──────── Data under study ────────

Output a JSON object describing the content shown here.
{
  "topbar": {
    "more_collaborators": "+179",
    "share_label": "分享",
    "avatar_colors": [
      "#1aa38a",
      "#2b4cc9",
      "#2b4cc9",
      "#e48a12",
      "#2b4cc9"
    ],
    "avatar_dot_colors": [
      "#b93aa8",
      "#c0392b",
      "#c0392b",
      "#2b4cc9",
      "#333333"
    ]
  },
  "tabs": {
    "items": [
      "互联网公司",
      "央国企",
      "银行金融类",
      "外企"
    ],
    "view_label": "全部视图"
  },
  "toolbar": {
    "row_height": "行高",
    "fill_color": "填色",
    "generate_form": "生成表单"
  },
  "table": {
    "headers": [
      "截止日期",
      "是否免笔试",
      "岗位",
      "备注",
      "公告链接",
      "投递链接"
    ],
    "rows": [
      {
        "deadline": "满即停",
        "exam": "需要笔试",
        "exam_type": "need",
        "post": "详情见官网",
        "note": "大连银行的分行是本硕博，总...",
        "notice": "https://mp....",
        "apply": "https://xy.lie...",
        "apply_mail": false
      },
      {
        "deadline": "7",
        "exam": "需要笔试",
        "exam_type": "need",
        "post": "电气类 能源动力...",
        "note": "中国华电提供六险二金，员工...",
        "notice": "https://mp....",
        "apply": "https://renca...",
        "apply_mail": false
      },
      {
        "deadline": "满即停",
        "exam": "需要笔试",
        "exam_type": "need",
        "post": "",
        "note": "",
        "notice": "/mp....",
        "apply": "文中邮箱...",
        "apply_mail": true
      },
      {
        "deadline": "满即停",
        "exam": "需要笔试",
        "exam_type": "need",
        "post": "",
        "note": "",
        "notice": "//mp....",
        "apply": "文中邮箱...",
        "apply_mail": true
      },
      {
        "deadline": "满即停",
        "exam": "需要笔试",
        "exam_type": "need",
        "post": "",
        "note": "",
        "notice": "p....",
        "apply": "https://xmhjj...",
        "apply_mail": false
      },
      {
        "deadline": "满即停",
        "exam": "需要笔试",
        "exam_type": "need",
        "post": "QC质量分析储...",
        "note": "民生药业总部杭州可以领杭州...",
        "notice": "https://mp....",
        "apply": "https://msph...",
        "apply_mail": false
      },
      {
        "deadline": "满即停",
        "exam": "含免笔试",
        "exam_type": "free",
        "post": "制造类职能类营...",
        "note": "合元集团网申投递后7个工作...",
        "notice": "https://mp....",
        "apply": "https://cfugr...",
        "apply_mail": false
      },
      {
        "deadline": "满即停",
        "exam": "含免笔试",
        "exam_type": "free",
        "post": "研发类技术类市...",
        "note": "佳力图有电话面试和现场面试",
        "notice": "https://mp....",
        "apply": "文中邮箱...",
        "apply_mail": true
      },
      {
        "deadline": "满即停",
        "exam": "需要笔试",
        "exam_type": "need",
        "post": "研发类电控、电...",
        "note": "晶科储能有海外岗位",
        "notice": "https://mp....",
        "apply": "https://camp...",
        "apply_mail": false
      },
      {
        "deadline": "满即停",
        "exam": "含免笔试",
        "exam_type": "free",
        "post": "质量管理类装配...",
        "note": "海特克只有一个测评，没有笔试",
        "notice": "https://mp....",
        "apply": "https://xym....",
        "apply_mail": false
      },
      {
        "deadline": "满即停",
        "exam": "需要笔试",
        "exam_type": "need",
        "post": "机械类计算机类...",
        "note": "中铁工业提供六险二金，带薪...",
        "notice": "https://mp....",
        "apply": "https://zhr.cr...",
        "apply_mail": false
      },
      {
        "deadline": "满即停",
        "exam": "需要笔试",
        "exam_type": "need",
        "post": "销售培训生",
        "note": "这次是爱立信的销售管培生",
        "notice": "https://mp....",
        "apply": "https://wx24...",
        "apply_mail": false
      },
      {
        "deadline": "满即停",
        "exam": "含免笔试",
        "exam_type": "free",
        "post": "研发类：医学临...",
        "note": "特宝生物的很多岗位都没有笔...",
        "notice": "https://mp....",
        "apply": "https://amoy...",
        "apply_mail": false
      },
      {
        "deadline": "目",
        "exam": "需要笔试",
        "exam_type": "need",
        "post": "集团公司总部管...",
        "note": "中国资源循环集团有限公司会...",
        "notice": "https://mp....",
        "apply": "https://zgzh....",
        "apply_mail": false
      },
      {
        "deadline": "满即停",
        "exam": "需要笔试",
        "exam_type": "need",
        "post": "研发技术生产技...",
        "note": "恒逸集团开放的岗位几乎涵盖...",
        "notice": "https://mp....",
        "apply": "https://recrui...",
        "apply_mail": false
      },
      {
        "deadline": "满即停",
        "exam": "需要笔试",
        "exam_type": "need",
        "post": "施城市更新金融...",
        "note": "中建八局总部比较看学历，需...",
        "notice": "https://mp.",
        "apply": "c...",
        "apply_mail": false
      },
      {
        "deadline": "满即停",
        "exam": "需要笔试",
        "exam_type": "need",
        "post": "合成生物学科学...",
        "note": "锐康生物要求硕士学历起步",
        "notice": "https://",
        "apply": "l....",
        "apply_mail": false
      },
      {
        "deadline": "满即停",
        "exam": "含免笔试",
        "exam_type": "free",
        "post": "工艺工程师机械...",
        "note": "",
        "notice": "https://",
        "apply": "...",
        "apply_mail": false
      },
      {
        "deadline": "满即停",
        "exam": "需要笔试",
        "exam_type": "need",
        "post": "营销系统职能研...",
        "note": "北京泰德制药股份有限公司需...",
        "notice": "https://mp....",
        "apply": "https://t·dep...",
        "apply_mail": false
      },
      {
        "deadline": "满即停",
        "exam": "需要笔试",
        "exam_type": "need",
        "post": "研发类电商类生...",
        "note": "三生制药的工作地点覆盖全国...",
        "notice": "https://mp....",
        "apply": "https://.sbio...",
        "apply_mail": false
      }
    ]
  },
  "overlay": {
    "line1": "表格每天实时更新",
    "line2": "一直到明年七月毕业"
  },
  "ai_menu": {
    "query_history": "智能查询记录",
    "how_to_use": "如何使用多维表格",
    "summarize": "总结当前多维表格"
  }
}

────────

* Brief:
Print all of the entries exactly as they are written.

* Output for this task:
Output a JSON object describing the content shown here.
{
  "topbar": {
    "more_collaborators": "+179",
    "share_label": "分享",
    "avatar_colors": [
      "#1aa38a",
      "#2b4cc9",
      "#2b4cc9",
      "#e48a12",
      "#2b4cc9"
    ],
    "avatar_dot_colors": [
      "#b93aa8",
      "#c0392b",
      "#c0392b",
      "#2b4cc9",
      "#333333"
    ]
  },
  "tabs": {
    "items": [
      "互联网公司",
      "央国企",
      "银行金融类",
      "外企"
    ],
    "view_label": "全部视图"
  },
  "toolbar": {
    "row_height": "行高",
    "fill_color": "填色",
    "generate_form": "生成表单"
  },
  "table": {
    "headers": [
      "截止日期",
      "是否免笔试",
      "岗位",
      "备注",
      "公告链接",
      "投递链接"
    ],
    "rows": [
      {
        "deadline": "满即停",
        "exam": "需要笔试",
        "exam_type": "need",
        "post": "详情见官网",
        "note": "大连银行的分行是本硕博，总...",
        "notice": "https://mp....",
        "apply": "https://xy.lie...",
        "apply_mail": false
      },
      {
        "deadline": "7",
        "exam": "需要笔试",
        "exam_type": "need",
        "post": "电气类 能源动力...",
        "note": "中国华电提供六险二金，员工...",
        "notice": "https://mp....",
        "apply": "https://renca...",
        "apply_mail": false
      },
      {
        "deadline": "满即停",
        "exam": "需要笔试",
        "exam_type": "need",
        "post": "",
        "note": "",
        "notice": "/mp....",
        "apply": "文中邮箱...",
        "apply_mail": true
      },
      {
        "deadline": "满即停",
        "exam": "需要笔试",
        "exam_type": "need",
        "post": "",
        "note": "",
        "notice": "//mp....",
        "apply": "文中邮箱...",
        "apply_mail": true
      },
      {
        "deadline": "满即停",
        "exam": "需要笔试",
        "exam_type": "need",
        "post": "",
        "note": "",
        "notice": "p....",
        "apply": "https://xmhjj...",
        "apply_mail": false
      },
      {
        "deadline": "满即停",
        "exam": "需要笔试",
        "exam_type": "need",
        "post": "QC质量分析储...",
        "note": "民生药业总部杭州可以领杭州...",
        "notice": "https://mp....",
        "apply": "https://msph...",
        "apply_mail": false
      },
      {
        "deadline": "满即停",
        "exam": "含免笔试",
        "exam_type": "free",
        "post": "制造类职能类营...",
        "note": "合元集团网申投递后7个工作...",
        "notice": "https://mp....",
        "apply": "https://cfugr...",
        "apply_mail": false
      },
      {
        "deadline": "满即停",
        "exam": "含免笔试",
        "exam_type": "free",
        "post": "研发类技术类市...",
        "note": "佳力图有电话面试和现场面试",
        "notice": "https://mp....",
        "apply": "文中邮箱...",
        "apply_mail": true
      },
      {
        "deadline": "满即停",
        "exam": "需要笔试",
        "exam_type": "need",
        "post": "研发类电控、电...",
        "note": "晶科储能有海外岗位",
        "notice": "https://mp....",
        "apply": "https://camp...",
        "apply_mail": false
      },
      {
        "deadline": "满即停",
        "exam": "含免笔试",
        "exam_type": "free",
        "post": "质量管理类装配...",
        "note": "海特克只有一个测评，没有笔试",
        "notice": "https://mp....",
        "apply": "https://xym....",
        "apply_mail": false
      },
      {
        "deadline": "满即停",
        "exam": "需要笔试",
        "exam_type": "need",
        "post": "机械类计算机类...",
        "note": "中铁工业提供六险二金，带薪...",
        "notice": "https://mp....",
        "apply": "https://zhr.cr...",
        "apply_mail": false
      },
      {
        "deadline": "满即停",
        "exam": "需要笔试",
        "exam_type": "need",
        "post": "销售培训生",
        "note": "这次是爱立信的销售管培生",
        "notice": "https://mp....",
        "apply": "https://wx24...",
        "apply_mail": false
      },
      {
        "deadline": "满即停",
        "exam": "含免笔试",
        "exam_type": "free",
        "post": "研发类：医学临...",
        "note": "特宝生物的很多岗位都没有笔...",
        "notice": "https://mp....",
        "apply": "https://amoy...",
        "apply_mail": false
      },
      {
        "deadline": "目",
        "exam": "需要笔试",
        "exam_type": "need",
        "post": "集团公司总部管...",
        "note": "中国资源循环集团有限公司会...",
        "notice": "https://mp....",
        "apply": "https://zgzh....",
        "apply_mail": false
      },
      {
        "deadline": "满即停",
        "exam": "需要笔试",
        "exam_type": "need",
        "post": "研发技术生产技...",
        "note": "恒逸集团开放的岗位几乎涵盖...",
        "notice": "https://mp....",
        "apply": "https://recrui...",
        "apply_mail": false
      },
      {
        "deadline": "满即停",
        "exam": "需要笔试",
        "exam_type": "need",
        "post": "施城市更新金融...",
        "note": "中建八局总部比较看学历，需...",
        "notice": "https://mp.",
        "apply": "c...",
        "apply_mail": false
      },
      {
        "deadline": "满即停",
        "exam": "需要笔试",
        "exam_type": "need",
        "post": "合成生物学科学...",
        "note": "锐康生物要求硕士学历起步",
        "notice": "https://",
        "apply": "l....",
        "apply_mail": false
      },
      {
        "deadline": "满即停",
        "exam": "含免笔试",
        "exam_type": "free",
        "post": "工艺工程师机械...",
        "note": "",
        "notice": "https://",
        "apply": "...",
        "apply_mail": false
      },
      {
        "deadline": "满即停",
        "exam": "需要笔试",
        "exam_type": "need",
        "post": "营销系统职能研...",
        "note": "北京泰德制药股份有限公司需...",
        "notice": "https://mp....",
        "apply": "https://t·dep...",
        "apply_mail": false
      },
      {
        "deadline": "满即停",
        "exam": "需要笔试",
        "exam_type": "need",
        "post": "研发类电商类生...",
        "note": "三生制药的工作地点覆盖全国...",
        "notice": "https://mp....",
        "apply": "https://.sbio...",
        "apply_mail": false
      }
    ]
  },
  "overlay": {
    "line1": "表格每天实时更新",
    "line2": "一直到明年七月毕业"
  },
  "ai_menu": {
    "query_history": "智能查询记录",
    "how_to_use": "如何使用多维表格",
    "summarize": "总结当前多维表格"
  }
}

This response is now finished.